Chinese Foreign Ministry spokeswoman Hua Chunying said “sanctions” against the four officials would begin Monday, without elaborating. Hua listed Rubio and Cruz — both Republicans and high-profile critics of China — as targets of the unspecified measures, in addition to Sam Brownback, Representative Chris Smith and the Congressional-Executive Commission on China.
The moves come three days after the U.S. sanctioned a top member of China’s ruling Communist Party and three other officials over alleged human rights abuses in Xinjiang, located in the country’s far west. Beijing has repeatedly vowed retaliation over U.S. actions intended to support residents of Xinjiang, Hong Kong and Taiwan, accusing Washington of inappropriately interfering in China’s internal affairs.
The sanctioned individuals include Chen Quanguo, the Xinjiang party secretary who sits on the 25-member Politburo, as well as Zhu Hailun, party secretary of the Xinjiang Political and Legal Committee, and the current and former directors of the Xinjiang Public Security Bureau, the Treasury Department said Thursday.
Both the U.S. moves and Chinese response were largely symbolic, since both groups of officials were unlikely to have much financial or legal exposure to each other’s countries.
The U.S. decision marked the first

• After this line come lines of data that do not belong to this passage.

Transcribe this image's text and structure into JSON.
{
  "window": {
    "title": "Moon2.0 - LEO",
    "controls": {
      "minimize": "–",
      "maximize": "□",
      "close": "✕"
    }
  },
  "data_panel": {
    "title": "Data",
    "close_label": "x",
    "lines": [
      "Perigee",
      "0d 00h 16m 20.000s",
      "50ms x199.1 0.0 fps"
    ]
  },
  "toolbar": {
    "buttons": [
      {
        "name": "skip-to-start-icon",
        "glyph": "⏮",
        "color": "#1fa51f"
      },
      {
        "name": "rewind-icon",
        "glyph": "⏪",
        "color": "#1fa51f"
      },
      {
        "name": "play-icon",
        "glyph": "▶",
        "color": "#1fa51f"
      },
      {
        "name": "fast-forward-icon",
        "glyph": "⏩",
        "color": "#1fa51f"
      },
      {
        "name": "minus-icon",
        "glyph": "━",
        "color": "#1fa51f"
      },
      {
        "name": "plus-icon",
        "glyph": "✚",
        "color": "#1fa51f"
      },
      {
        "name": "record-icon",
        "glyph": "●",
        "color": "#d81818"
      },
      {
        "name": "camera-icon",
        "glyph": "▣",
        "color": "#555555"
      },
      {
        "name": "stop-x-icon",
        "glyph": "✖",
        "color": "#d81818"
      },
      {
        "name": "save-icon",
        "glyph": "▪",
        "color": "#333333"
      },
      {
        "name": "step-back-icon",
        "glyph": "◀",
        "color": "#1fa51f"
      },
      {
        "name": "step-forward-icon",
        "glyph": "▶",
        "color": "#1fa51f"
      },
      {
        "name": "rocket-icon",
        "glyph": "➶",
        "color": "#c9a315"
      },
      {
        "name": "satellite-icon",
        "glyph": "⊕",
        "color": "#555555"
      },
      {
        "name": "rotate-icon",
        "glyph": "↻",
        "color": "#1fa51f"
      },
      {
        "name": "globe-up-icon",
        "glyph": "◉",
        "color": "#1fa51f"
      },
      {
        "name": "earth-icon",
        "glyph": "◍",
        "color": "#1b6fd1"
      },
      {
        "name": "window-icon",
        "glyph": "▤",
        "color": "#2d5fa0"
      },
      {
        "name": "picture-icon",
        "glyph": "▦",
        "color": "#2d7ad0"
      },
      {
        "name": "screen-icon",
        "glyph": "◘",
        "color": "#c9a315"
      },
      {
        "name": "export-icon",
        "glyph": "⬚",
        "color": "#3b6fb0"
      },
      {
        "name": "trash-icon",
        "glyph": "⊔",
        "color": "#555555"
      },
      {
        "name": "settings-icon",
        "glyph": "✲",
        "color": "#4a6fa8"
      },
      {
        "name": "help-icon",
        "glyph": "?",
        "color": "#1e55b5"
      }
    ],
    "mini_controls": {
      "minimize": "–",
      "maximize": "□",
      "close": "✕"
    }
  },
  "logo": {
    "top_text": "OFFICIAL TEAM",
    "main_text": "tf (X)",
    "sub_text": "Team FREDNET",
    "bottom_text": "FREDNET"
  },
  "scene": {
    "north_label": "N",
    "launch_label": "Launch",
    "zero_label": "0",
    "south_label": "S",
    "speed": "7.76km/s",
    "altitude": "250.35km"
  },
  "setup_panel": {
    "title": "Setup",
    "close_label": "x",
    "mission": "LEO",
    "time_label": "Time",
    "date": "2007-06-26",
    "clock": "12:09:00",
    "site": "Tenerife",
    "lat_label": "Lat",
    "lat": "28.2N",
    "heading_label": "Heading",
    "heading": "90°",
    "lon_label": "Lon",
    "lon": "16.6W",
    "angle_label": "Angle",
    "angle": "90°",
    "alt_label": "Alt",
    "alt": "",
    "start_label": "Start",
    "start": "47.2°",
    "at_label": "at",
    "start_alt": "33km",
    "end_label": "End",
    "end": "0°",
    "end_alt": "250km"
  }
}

time the U.S. has sanctioned a sitting Chinese official under the 2016 Global Magnitsky Human Rights Accountability Act, which gives the U.S. broad authority to impose human-rights sanctions on foreign officials. Senior administration officials had been pushing for the sanctions for months but had been stymied by President Donald Trump, who fretted that they would complicate his U.S.-China trade deal.